(THE PROBLEM): How many of the lines below hold the word "State"? Answer only with the number.

(MATERIAL FOR THE TASK):
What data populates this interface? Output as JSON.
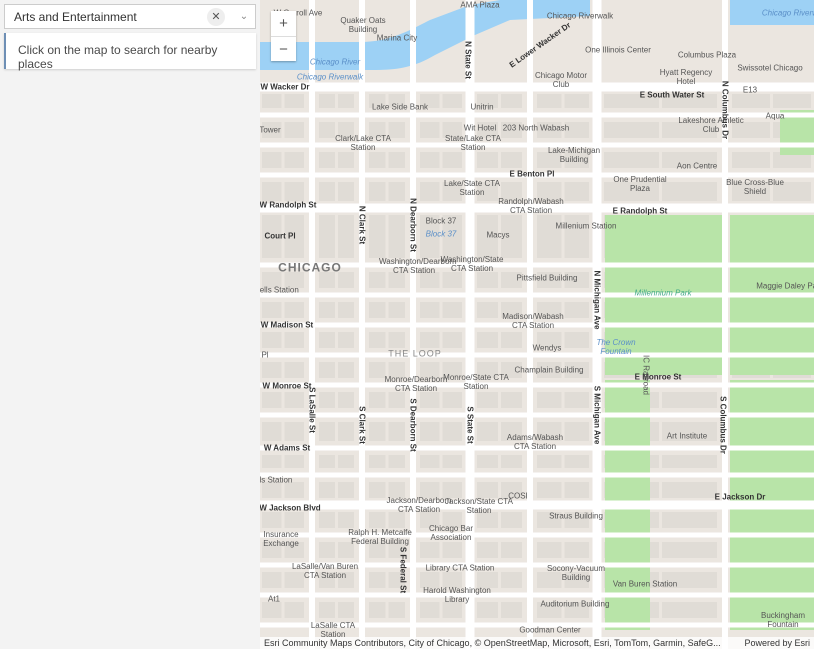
{
  "search": {
    "value": "Arts and Entertainment",
    "clear_icon": "close-icon",
    "dropdown_icon": "chevron-down-icon"
  },
  "hint": "Click on the map to search for nearby places",
  "zoom": {
    "in": "+",
    "out": "−"
  },
  "attribution": {
    "sources": "Esri Community Maps Contributors, City of Chicago, © OpenStreetMap, Microsoft, Esri, TomTom, Garmin, SafeG...",
    "powered": "Powered by Esri"
  },
  "colors": {
    "water": "#9dd1f5",
    "park": "#b8e4a8",
    "road": "#ffffff",
    "block": "#e0dcd6"
  },
  "labels": [
    "W Carroll Ave",
    "Quaker Oats Building",
    "Marina City",
    "AMA Plaza",
    "Chicago Riverwalk",
    "Chicago Riverwalk",
    "E Lower Wacker Dr",
    "One Illinois Center",
    "Columbus Plaza",
    "Swissotel Chicago",
    "Chicago River",
    "Chicago Riverwalk",
    "W Wacker Dr",
    "Chicago Motor Club",
    "Hyatt Regency Hotel",
    "E South Water St",
    "E13",
    "Lake Side Bank",
    "Unitrin",
    "Wit Hotel",
    "203 North Wabash",
    "Aqua",
    "Lakeshore Athletic Club",
    "Clark/Lake CTA Station",
    "State/Lake CTA Station",
    "Lake-Michigan Building",
    "Aon Centre",
    "E Benton Pl",
    "One Prudential Plaza",
    "Blue Cross-Blue Shield",
    "Lake/State CTA Station",
    "Randolph/Wabash CTA Station",
    "W Randolph St",
    "E Randolph St",
    "Millenium Station",
    "Block 37",
    "Block 37",
    "Macys",
    "Washington/Dearborn CTA Station",
    "Washington/State CTA Station",
    "CHICAGO",
    "Pittsfield Building",
    "Millennium Park",
    "Maggie Daley Park",
    "W Madison St",
    "Madison/Wabash CTA Station",
    "THE LOOP",
    "Wendys",
    "The Crown Fountain",
    "Champlain Building",
    "E Monroe St",
    "W Monroe St",
    "Monroe/Dearborn CTA Station",
    "Monroe/State CTA Station",
    "Art Institute",
    "W Adams St",
    "Adams/Wabash CTA Station",
    "COSI",
    "E Jackson Dr",
    "W Jackson Blvd",
    "Jackson/Dearborn CTA Station",
    "Jackson/State CTA Station",
    "Straus Building",
    "Ralph H. Metcalfe Federal Building",
    "Chicago Bar Association",
    "Insurance Exchange",
    "LaSalle/Van Buren CTA Station",
    "Library CTA Station",
    "Socony-Vacuum Building",
    "Van Buren Station",
    "Harold Washington Library",
    "Auditorium Building",
    "Buckingham Fountain",
    "LaSalle CTA Station",
    "Goodman Center",
    "N State St",
    "N Clark St",
    "N Dearborn St",
    "S LaSalle St",
    "S Clark St",
    "S Dearborn St",
    "S State St",
    "S Michigan Ave",
    "N Michigan Ave",
    "N Columbus Dr",
    "S Columbus Dr",
    "S Federal St",
    "Court Pl",
    "Tower",
    "on/Wells Station",
    "Pl",
    "/Wells Station",
    "At1",
    "IC Railroad"
  ]
}
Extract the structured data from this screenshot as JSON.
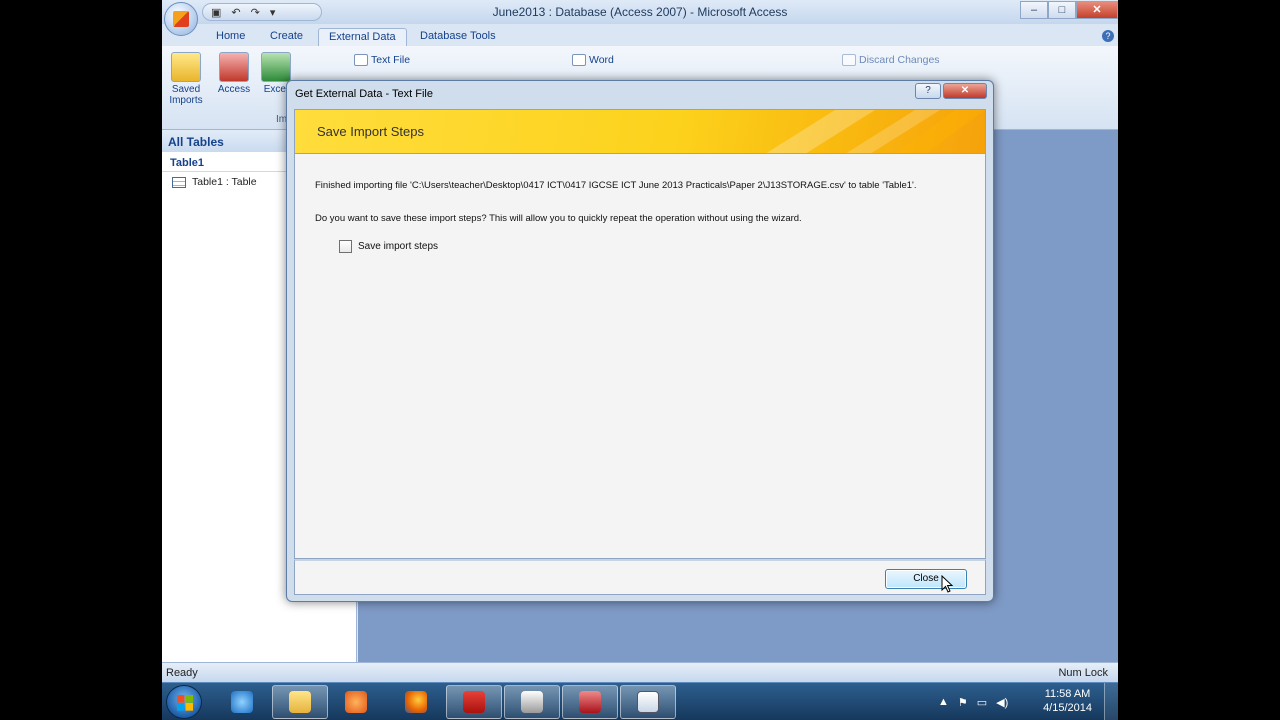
{
  "window": {
    "title": "June2013 : Database (Access 2007) - Microsoft Access",
    "min": "–",
    "max": "□",
    "close": "✕"
  },
  "qat": {
    "save": "▣",
    "undo": "↶",
    "redo": "↷",
    "more": "▾"
  },
  "ribbon": {
    "tabs": [
      "Home",
      "Create",
      "External Data",
      "Database Tools"
    ],
    "active_tab": "External Data",
    "help": "?",
    "import_buttons": {
      "saved_imports": "Saved Imports",
      "access": "Access",
      "excel": "Excel",
      "text_file": "Text File"
    },
    "import_group": "Import",
    "export_word": "Word",
    "discard_changes": "Discard Changes"
  },
  "nav": {
    "header": "All Tables",
    "group": "Table1",
    "items": [
      "Table1 : Table"
    ]
  },
  "status": {
    "left": "Ready",
    "right": "Num Lock"
  },
  "taskbar": {
    "time": "11:58 AM",
    "date": "4/15/2014"
  },
  "dialog": {
    "title": "Get External Data - Text File",
    "help": "?",
    "close": "✕",
    "banner_title": "Save Import Steps",
    "message1": "Finished importing file 'C:\\Users\\teacher\\Desktop\\0417 ICT\\0417 IGCSE ICT June 2013 Practicals\\Paper 2\\J13STORAGE.csv' to table 'Table1'.",
    "message2": "Do you want to save these import steps? This will allow you to quickly repeat the operation without using the wizard.",
    "checkbox_label": "Save import steps",
    "checkbox_checked": false,
    "close_button": "Close"
  },
  "colors": {
    "banner_yellow": "#fcd21c",
    "ribbon_blue": "#d6e3f3",
    "taskbar": "#16385c"
  }
}
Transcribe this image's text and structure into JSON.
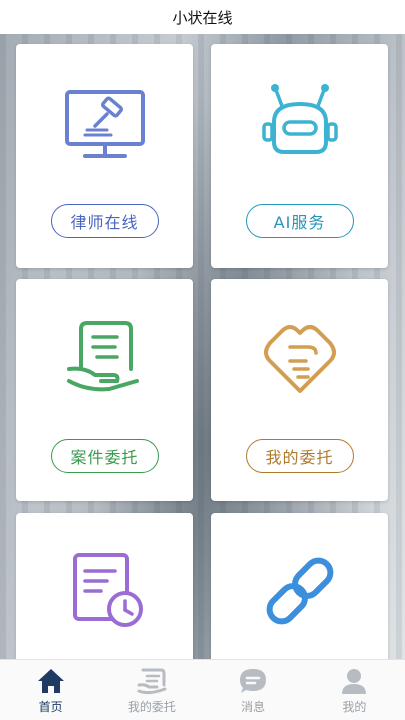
{
  "header": {
    "title": "小状在线"
  },
  "cards": [
    {
      "label": "律师在线",
      "icon": "judge-gavel-monitor-icon"
    },
    {
      "label": "AI服务",
      "icon": "robot-icon"
    },
    {
      "label": "案件委托",
      "icon": "case-hand-document-icon"
    },
    {
      "label": "我的委托",
      "icon": "handshake-icon"
    },
    {
      "label": "",
      "icon": "document-clock-icon"
    },
    {
      "label": "",
      "icon": "link-icon"
    }
  ],
  "tabbar": {
    "items": [
      {
        "label": "首页",
        "icon": "home-icon",
        "active": true
      },
      {
        "label": "我的委托",
        "icon": "commission-icon",
        "active": false
      },
      {
        "label": "消息",
        "icon": "message-icon",
        "active": false
      },
      {
        "label": "我的",
        "icon": "user-icon",
        "active": false
      }
    ]
  },
  "colors": {
    "blue": "#6a80d0",
    "cyan": "#3cb3d3",
    "green": "#4aa763",
    "gold": "#d39d52",
    "purple": "#9b6cd4",
    "link_blue": "#3b8fdc",
    "tab_active": "#1f3b63",
    "tab_inactive": "#b7bcc2"
  }
}
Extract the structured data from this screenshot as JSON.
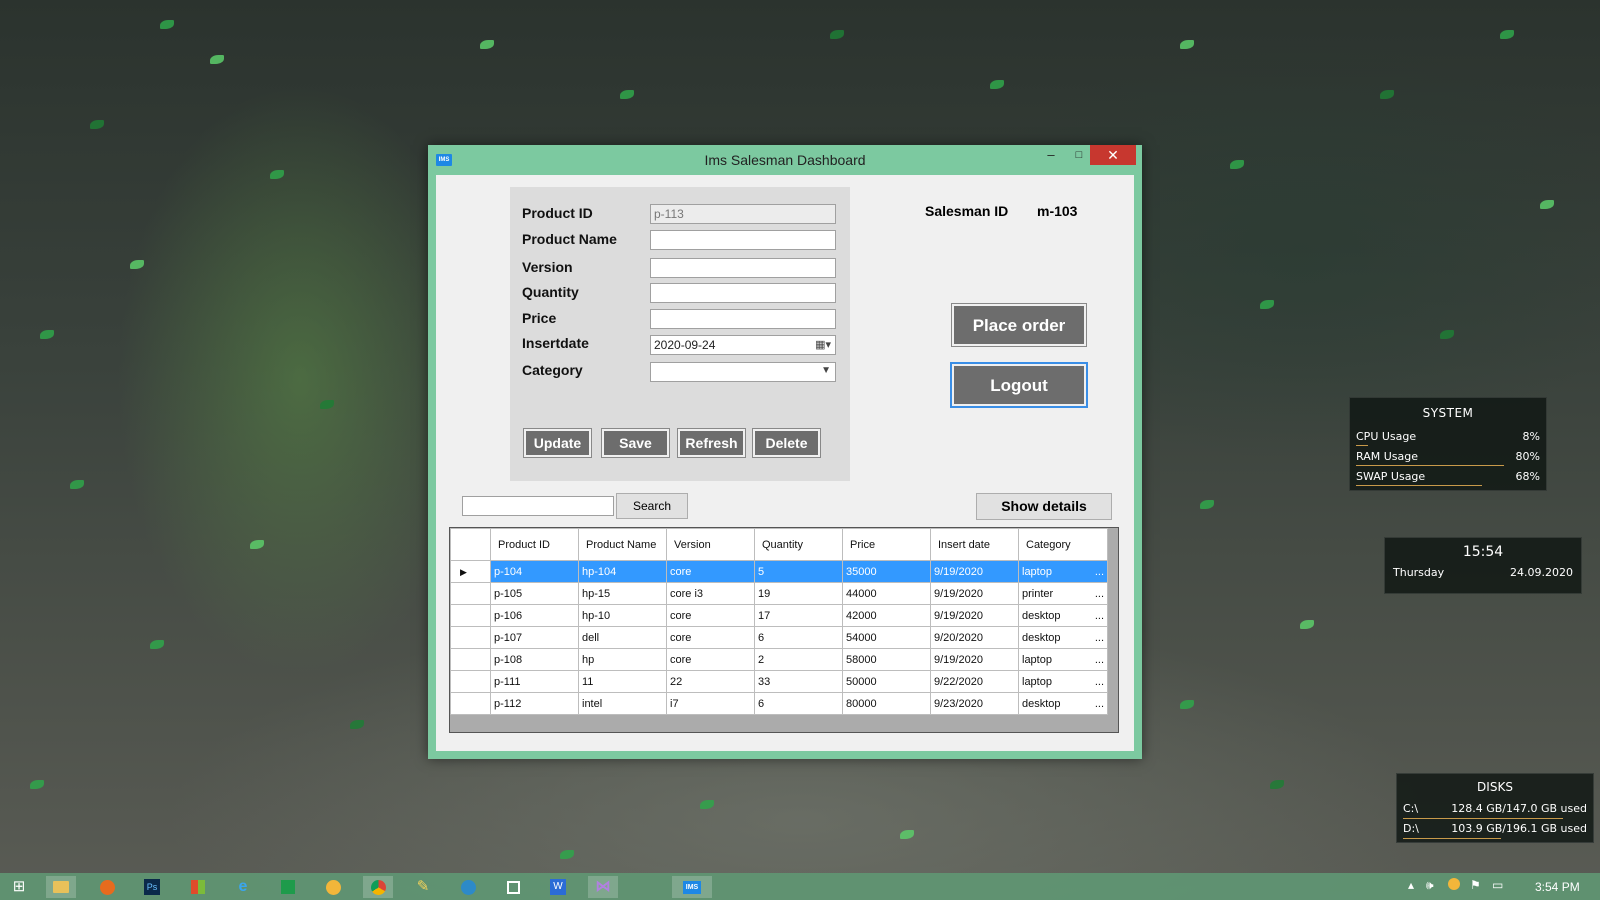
{
  "window": {
    "title": "Ims Salesman  Dashboard",
    "icon_text": "IMS",
    "min": "–",
    "max": "□",
    "close": "✕"
  },
  "form": {
    "labels": [
      "Product ID",
      "Product Name",
      "Version",
      "Quantity",
      "Price",
      "Insertdate",
      "Category"
    ],
    "product_id_value": "p-113",
    "product_name_value": "",
    "version_value": "",
    "quantity_value": "",
    "price_value": "",
    "insertdate_value": "2020-09-24",
    "category_value": "",
    "buttons": {
      "update": "Update",
      "save": "Save",
      "refresh": "Refresh",
      "delete": "Delete"
    }
  },
  "salesman": {
    "label": "Salesman ID",
    "value": "m-103"
  },
  "actions": {
    "place_order": "Place order",
    "logout": "Logout"
  },
  "search": {
    "value": "",
    "button": "Search"
  },
  "details_button": "Show details",
  "grid": {
    "headers": [
      "Product ID",
      "Product Name",
      "Version",
      "Quantity",
      "Price",
      "Insert date",
      "Category"
    ],
    "rows": [
      [
        "p-104",
        "hp-104",
        "core",
        "5",
        "35000",
        "9/19/2020",
        "laptop"
      ],
      [
        "p-105",
        "hp-15",
        "core i3",
        "19",
        "44000",
        "9/19/2020",
        "printer"
      ],
      [
        "p-106",
        "hp-10",
        "core",
        "17",
        "42000",
        "9/19/2020",
        "desktop"
      ],
      [
        "p-107",
        "dell",
        "core",
        "6",
        "54000",
        "9/20/2020",
        "desktop"
      ],
      [
        "p-108",
        "hp",
        "core",
        "2",
        "58000",
        "9/19/2020",
        "laptop"
      ],
      [
        "p-111",
        "11",
        "22",
        "33",
        "50000",
        "9/22/2020",
        "laptop"
      ],
      [
        "p-112",
        "intel",
        "i7",
        "6",
        "80000",
        "9/23/2020",
        "desktop"
      ]
    ],
    "selected_row": 0,
    "ellipsis": "..."
  },
  "widgets": {
    "system": {
      "title": "SYSTEM",
      "rows": [
        {
          "label": "CPU Usage",
          "value": "8%",
          "level": 0.08
        },
        {
          "label": "RAM Usage",
          "value": "80%",
          "level": 0.8
        },
        {
          "label": "SWAP Usage",
          "value": "68%",
          "level": 0.68
        }
      ]
    },
    "clock": {
      "time": "15:54",
      "day": "Thursday",
      "date": "24.09.2020"
    },
    "disks": {
      "title": "DISKS",
      "rows": [
        {
          "label": "C:\\",
          "value": "128.4 GB/147.0 GB used",
          "level": 0.87
        },
        {
          "label": "D:\\",
          "value": "103.9 GB/196.1 GB used",
          "level": 0.53
        }
      ]
    }
  },
  "taskbar": {
    "clock": "3:54 PM",
    "icons": [
      "windows-start-icon",
      "file-explorer-icon",
      "firefox-icon",
      "photoshop-icon",
      "office-icon",
      "internet-explorer-icon",
      "excel-icon",
      "chrome-canary-icon",
      "chrome-icon",
      "tool-icon",
      "kodi-icon",
      "dev-tool-icon",
      "word-icon",
      "visual-studio-icon",
      "ims-app-icon"
    ],
    "ps_text": "Ps",
    "word_text": "W",
    "ims_text": "IMS"
  }
}
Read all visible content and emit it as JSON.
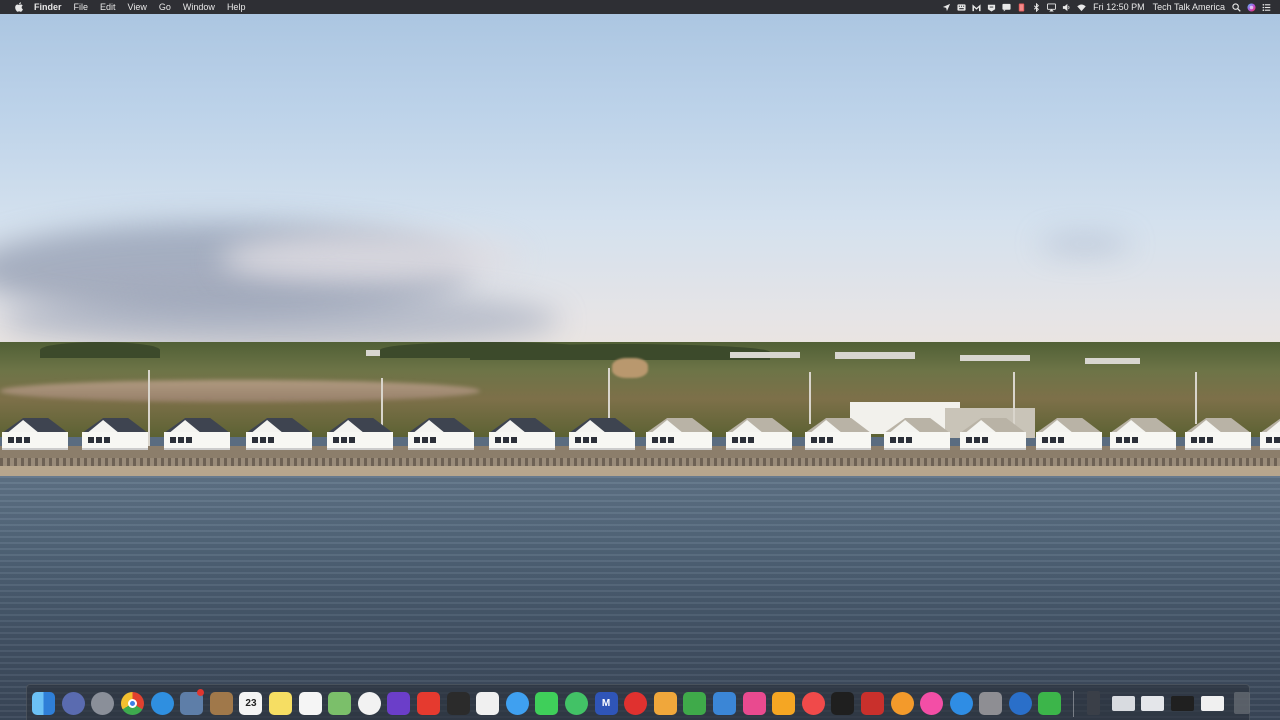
{
  "menubar": {
    "app_name": "Finder",
    "menus": [
      "File",
      "Edit",
      "View",
      "Go",
      "Window",
      "Help"
    ],
    "clock": "Fri 12:50 PM",
    "user": "Tech Talk America",
    "status_icons": [
      "location-arrow-icon",
      "keyboard-icon",
      "malwarebytes-icon",
      "drive-icon",
      "notification-icon",
      "battery-indicator-icon",
      "bluetooth-icon",
      "airplay-icon",
      "volume-icon",
      "wifi-icon"
    ]
  },
  "dock": {
    "calendar_day": "23",
    "apps": [
      {
        "name": "finder",
        "color": "#3a8ee6",
        "glyph": ""
      },
      {
        "name": "launchpad",
        "color": "#5a6bb0",
        "glyph": ""
      },
      {
        "name": "rocket",
        "color": "#8a8f99",
        "glyph": ""
      },
      {
        "name": "chrome",
        "color": "#e8c13a",
        "glyph": ""
      },
      {
        "name": "safari",
        "color": "#2f8fe0",
        "glyph": ""
      },
      {
        "name": "preview",
        "color": "#5e7ea8",
        "glyph": ""
      },
      {
        "name": "notebook",
        "color": "#a0784a",
        "glyph": ""
      },
      {
        "name": "calendar",
        "color": "#f4f4f4",
        "glyph": ""
      },
      {
        "name": "notes",
        "color": "#f6de63",
        "glyph": ""
      },
      {
        "name": "reminders",
        "color": "#f5f5f5",
        "glyph": ""
      },
      {
        "name": "maps",
        "color": "#7bbf6a",
        "glyph": ""
      },
      {
        "name": "photos",
        "color": "#f2f2f2",
        "glyph": ""
      },
      {
        "name": "imovie",
        "color": "#6b3ec9",
        "glyph": ""
      },
      {
        "name": "youtube",
        "color": "#e53a2f",
        "glyph": ""
      },
      {
        "name": "final-cut",
        "color": "#2b2b2b",
        "glyph": ""
      },
      {
        "name": "screenshot",
        "color": "#f0f0f0",
        "glyph": ""
      },
      {
        "name": "messages-blue",
        "color": "#3fa0f0",
        "glyph": ""
      },
      {
        "name": "messages",
        "color": "#3fcf5a",
        "glyph": ""
      },
      {
        "name": "spotify",
        "color": "#42c266",
        "glyph": ""
      },
      {
        "name": "malwarebytes",
        "color": "#2f55b8",
        "glyph": "M"
      },
      {
        "name": "dots-app",
        "color": "#e0312f",
        "glyph": ""
      },
      {
        "name": "pages",
        "color": "#f0a73b",
        "glyph": ""
      },
      {
        "name": "numbers",
        "color": "#3faa4a",
        "glyph": ""
      },
      {
        "name": "keynote",
        "color": "#3b86d6",
        "glyph": ""
      },
      {
        "name": "color-picker",
        "color": "#e94a8f",
        "glyph": ""
      },
      {
        "name": "home",
        "color": "#f5a623",
        "glyph": ""
      },
      {
        "name": "news",
        "color": "#f04a4a",
        "glyph": ""
      },
      {
        "name": "stocks",
        "color": "#1f1f1f",
        "glyph": ""
      },
      {
        "name": "photo-booth",
        "color": "#c9302c",
        "glyph": ""
      },
      {
        "name": "books",
        "color": "#f39a2b",
        "glyph": ""
      },
      {
        "name": "itunes",
        "color": "#f34ea6",
        "glyph": ""
      },
      {
        "name": "app-store",
        "color": "#2f8de4",
        "glyph": ""
      },
      {
        "name": "system-preferences",
        "color": "#8e8e93",
        "glyph": ""
      },
      {
        "name": "quicktime",
        "color": "#2a6fc9",
        "glyph": ""
      },
      {
        "name": "camtasia",
        "color": "#3cb54a",
        "glyph": ""
      }
    ],
    "right_items": [
      {
        "name": "phone-device",
        "color": "#3a3f48"
      },
      {
        "name": "window-thumb-1",
        "color": "#d8dbe0"
      },
      {
        "name": "window-thumb-2",
        "color": "#e4e6ea"
      },
      {
        "name": "window-thumb-3",
        "color": "#202020"
      },
      {
        "name": "window-thumb-4",
        "color": "#f0f0f0"
      },
      {
        "name": "trash",
        "color": "#6b7078"
      }
    ]
  }
}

(SOLUTION BELOW): 7